From evidence to market: Alfred Spinks's 1953 survey of new fields for pharmacological research, and the origins of ICI's cardiovascular programme
Viviane Quirke Introduction In 1953 Alfred Spinks, an organic chemist who had joined ICI's Dyestuffs Division in 1942, drew up a survey of new fields for pharmacological research at ICI. 1 For this task, he began by seeking guidance from the company's Medical Department on the requirements for new drugs in medical practice.2 ICI were relative newcomers in the pharmaceutical field, and needed such information to gain an understanding of the market. The guidance Spinks obtained included epidemiological data and prescription statistics. In addition, Spinks searched through US and British pharmacological journals for potential research topics, and assessed their profitability and likelihood of success.

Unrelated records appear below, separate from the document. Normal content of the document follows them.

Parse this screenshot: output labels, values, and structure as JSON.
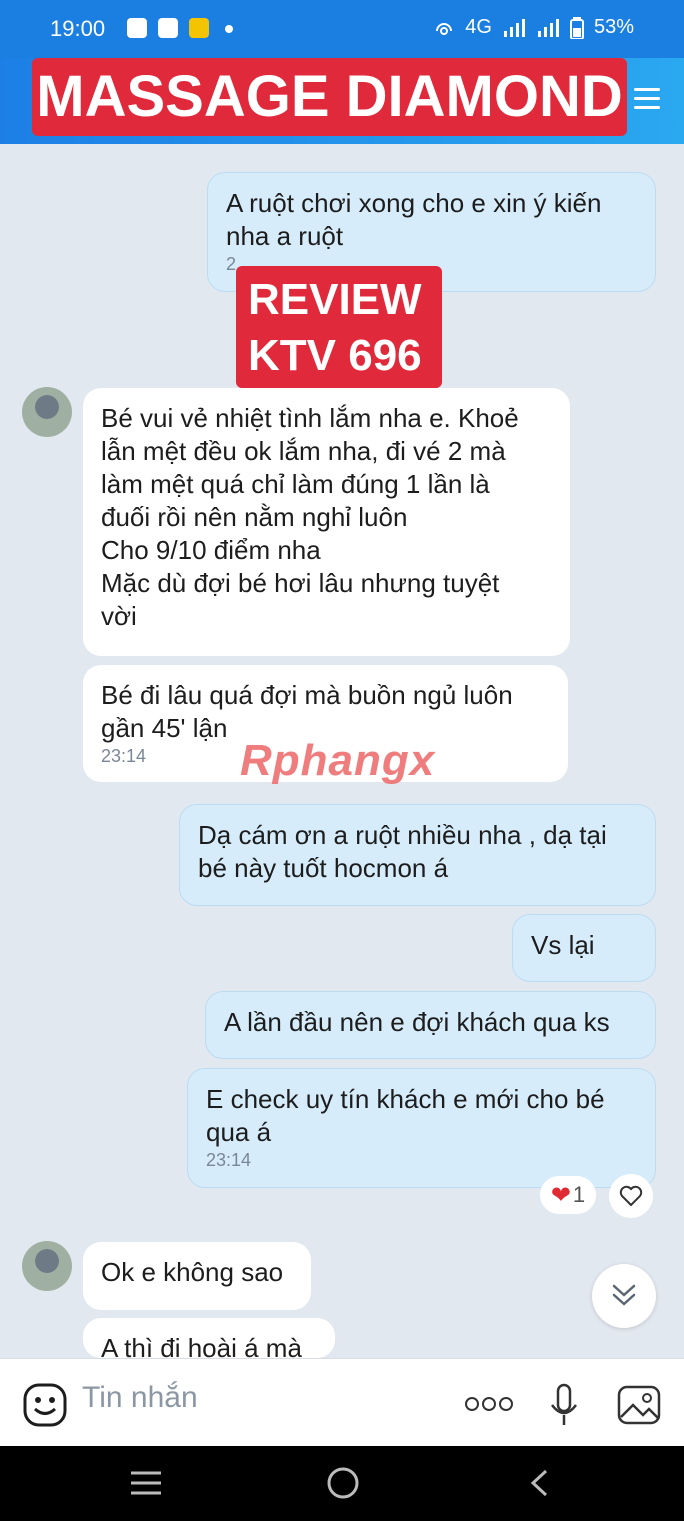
{
  "status_bar": {
    "time": "19:00",
    "network": "4G",
    "battery": "53%"
  },
  "header": {
    "title": "MASSAGE DIAMOND"
  },
  "overlay": {
    "review_line1": "REVIEW",
    "review_line2": "KTV 696",
    "watermark": "Rphangx"
  },
  "messages": [
    {
      "side": "out",
      "text_line1": "A ruột chơi xong cho e xin ý kiến",
      "text_line2": "nha a ruột",
      "time": "2"
    },
    {
      "side": "in",
      "lines": [
        "Bé vui vẻ nhiệt tình lắm nha e. Khoẻ",
        "lẫn mệt đều ok lắm nha, đi vé 2 mà",
        "làm mệt quá chỉ làm đúng 1 lần là",
        "đuối rồi nên nằm nghỉ luôn",
        "Cho 9/10 điểm nha",
        "Mặc dù đợi bé hơi lâu nhưng tuyệt",
        "vời"
      ]
    },
    {
      "side": "in",
      "lines": [
        "Bé đi lâu quá đợi mà buồn ngủ luôn",
        "gần 45' lận"
      ],
      "time": "23:14"
    },
    {
      "side": "out",
      "lines": [
        "Dạ cám ơn a ruột nhiều nha , dạ tại",
        "bé này tuốt hocmon á"
      ]
    },
    {
      "side": "out",
      "lines": [
        "Vs lại"
      ]
    },
    {
      "side": "out",
      "lines": [
        "A lần đầu nên e đợi khách qua ks"
      ]
    },
    {
      "side": "out",
      "lines": [
        "E check uy tín khách e mới cho bé",
        "qua á"
      ],
      "time": "23:14"
    },
    {
      "side": "in",
      "lines": [
        "Ok e không sao"
      ]
    },
    {
      "side": "in",
      "lines": [
        "A thì đi hoài á mà"
      ]
    }
  ],
  "reaction": {
    "count": "1"
  },
  "composer": {
    "placeholder": "Tin nhắn"
  },
  "colors": {
    "header": "#1a7fe0",
    "banner": "#e0293a",
    "outgoing": "#d6ecfb",
    "incoming": "#ffffff",
    "background": "#e2e8ef"
  }
}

He based his assessment not only on death rates, but also on the chronicity of conditions such as rheumatic diseases, and on the research activities of competitors in the UK and USA.